AUSTIN, TX – At the recent South by Southwest conference, Transportation Secretary Elaine Chao announces the formation of a new DOT body to tackle regulation of emerging forms of mobility proliferating on streets, sidewalks, in the skies and underground.
The DOT’s Nontraditional and Emerging Transportation Technology Council will work with companies developing and deploying new technologies ranging from autonomous vehicles to hyperloop trains to streamline regulation and speed adoption of new mobility innovations.
A DOT news release says the council will operate as an “internal deliberative body … tasked with identifying and resolving jurisdictional and regulatory gaps that may impede the deployment of new technology.” It says the council already has held its first organizing meeting to address “tunneling technologies seeking various approvals in several states.”
“What’s going on in transportation technology is nothing short of stunning,” Chao says during a SXSW session titled New Initiatives on Emerging Transportation Technologies. She adds that “21st century technology can’t be regulated using 20th century policy.”
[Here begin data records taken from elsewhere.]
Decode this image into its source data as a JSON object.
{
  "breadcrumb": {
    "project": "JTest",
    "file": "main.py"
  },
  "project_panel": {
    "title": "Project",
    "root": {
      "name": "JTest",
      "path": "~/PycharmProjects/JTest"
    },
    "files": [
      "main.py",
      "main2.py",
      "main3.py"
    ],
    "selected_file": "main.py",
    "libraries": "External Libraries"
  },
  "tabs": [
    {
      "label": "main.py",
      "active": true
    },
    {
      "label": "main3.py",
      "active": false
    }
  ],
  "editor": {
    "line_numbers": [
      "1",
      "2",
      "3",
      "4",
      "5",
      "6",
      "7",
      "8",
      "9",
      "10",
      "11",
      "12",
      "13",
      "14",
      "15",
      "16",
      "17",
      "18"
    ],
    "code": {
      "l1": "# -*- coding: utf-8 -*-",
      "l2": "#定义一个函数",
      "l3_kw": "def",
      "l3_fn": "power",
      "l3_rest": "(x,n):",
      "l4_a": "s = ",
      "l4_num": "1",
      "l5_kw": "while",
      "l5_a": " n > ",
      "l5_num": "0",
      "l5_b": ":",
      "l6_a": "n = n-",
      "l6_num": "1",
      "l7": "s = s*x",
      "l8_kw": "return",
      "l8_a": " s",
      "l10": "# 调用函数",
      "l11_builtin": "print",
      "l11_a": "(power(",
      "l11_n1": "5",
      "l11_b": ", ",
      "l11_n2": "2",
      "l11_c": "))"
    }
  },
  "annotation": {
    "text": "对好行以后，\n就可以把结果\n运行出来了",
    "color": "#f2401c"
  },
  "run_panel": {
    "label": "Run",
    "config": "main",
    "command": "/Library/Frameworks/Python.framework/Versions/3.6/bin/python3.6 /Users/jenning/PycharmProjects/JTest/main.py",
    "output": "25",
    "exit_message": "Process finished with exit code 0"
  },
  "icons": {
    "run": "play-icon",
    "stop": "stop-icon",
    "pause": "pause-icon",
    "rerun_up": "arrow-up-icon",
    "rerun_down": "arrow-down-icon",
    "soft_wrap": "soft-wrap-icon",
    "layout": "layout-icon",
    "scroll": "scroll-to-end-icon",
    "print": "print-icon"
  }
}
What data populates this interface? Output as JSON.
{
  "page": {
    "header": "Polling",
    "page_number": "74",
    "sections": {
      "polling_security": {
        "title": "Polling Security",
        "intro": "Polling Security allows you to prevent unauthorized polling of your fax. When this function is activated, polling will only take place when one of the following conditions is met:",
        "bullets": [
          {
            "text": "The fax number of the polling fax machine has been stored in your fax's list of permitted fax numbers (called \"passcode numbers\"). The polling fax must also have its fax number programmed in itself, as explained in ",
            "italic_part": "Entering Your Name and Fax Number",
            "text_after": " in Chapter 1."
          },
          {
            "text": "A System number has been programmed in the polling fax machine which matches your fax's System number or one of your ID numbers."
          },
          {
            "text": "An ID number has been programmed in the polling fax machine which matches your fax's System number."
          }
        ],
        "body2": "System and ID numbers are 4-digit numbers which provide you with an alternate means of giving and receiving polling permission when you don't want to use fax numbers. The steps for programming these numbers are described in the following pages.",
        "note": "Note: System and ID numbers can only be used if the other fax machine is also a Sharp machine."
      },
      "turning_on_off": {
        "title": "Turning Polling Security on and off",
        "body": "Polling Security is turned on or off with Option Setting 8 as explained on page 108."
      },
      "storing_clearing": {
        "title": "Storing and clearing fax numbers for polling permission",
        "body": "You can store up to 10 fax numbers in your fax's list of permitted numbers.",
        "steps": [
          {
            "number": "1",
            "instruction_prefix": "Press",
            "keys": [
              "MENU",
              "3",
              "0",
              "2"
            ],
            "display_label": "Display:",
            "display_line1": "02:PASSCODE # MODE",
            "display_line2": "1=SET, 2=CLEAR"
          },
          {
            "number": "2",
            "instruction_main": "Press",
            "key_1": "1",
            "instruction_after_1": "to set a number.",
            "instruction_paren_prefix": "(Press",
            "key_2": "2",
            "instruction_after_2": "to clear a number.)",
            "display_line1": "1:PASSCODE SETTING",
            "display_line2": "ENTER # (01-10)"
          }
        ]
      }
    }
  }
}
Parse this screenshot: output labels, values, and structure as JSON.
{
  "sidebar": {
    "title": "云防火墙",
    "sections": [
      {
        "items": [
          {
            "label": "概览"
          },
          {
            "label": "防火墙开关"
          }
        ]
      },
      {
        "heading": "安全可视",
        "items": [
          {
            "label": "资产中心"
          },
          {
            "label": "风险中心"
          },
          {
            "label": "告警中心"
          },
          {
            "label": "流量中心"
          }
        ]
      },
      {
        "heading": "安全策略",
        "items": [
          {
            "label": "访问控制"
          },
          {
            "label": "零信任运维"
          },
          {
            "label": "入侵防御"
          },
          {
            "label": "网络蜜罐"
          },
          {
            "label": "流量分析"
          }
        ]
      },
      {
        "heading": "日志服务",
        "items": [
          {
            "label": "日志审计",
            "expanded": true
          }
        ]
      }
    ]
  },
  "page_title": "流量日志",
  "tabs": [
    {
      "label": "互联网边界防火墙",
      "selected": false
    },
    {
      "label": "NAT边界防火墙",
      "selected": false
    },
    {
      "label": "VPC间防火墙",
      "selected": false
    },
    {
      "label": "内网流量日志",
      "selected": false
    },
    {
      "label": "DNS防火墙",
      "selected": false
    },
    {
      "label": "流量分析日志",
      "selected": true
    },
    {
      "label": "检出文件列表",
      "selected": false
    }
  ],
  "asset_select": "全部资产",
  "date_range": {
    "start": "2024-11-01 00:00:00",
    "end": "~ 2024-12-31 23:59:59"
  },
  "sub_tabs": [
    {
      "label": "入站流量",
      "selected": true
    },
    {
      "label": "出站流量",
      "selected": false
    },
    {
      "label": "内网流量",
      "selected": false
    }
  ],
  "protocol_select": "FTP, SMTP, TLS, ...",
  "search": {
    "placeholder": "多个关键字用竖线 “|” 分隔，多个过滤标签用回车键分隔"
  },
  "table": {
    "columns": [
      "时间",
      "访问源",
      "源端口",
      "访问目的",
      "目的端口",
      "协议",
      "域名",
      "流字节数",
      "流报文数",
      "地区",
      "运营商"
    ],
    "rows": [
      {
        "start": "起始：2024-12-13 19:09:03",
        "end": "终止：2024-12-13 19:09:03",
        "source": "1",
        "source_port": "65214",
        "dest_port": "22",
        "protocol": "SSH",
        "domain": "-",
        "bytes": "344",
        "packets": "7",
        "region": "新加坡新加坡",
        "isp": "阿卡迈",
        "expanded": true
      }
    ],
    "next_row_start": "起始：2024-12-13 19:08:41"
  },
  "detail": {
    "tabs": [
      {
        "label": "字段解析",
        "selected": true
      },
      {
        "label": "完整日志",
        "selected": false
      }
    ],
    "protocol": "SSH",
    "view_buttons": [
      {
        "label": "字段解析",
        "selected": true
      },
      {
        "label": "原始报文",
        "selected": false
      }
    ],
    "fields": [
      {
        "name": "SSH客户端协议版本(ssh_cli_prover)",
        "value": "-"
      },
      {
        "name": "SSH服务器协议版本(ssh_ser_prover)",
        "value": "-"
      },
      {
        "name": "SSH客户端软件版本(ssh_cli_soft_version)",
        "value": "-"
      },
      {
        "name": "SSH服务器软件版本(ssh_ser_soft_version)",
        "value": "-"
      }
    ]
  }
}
The council will establish federal policy jurisdiction when a technology such as hyperloop trains or flying cars don’t fit into existing regulatory classifications among the DOT’s 11 administrations. “As the world changes, traditional silos don’t work for the benefit of the public or innovators,” Chao remarks.
Chao acknowledges “inventors and investors don’t know which agency to deal with within the DOT – and sometimes the department doesn’t know, either.” Chao describes how it’s unclear, for example, which agency oversees hyperloop technology.
“Is it a rail or transit tunnel?” she asks. “It used to be a train was a train and fit into simple categories.”
Similar questions, Chao notes, pertain to air taxis being proposed by Uber and others. “Cross-modal transportation options require a new approach by DOT,” she says. “We need to not approach it ad hoc and make sure not to impede progress.”
The council is designed for developers of new technology to have “a single access point, a one-stop shop for innovators,” Chao says. She also notes many of the companies developing cutting-edge transportation options are startups that don’t take regulation into consideration.
“As they become successful, they realized they need to work with D.C.,” she says. “They need to work with us and we need to work with them.”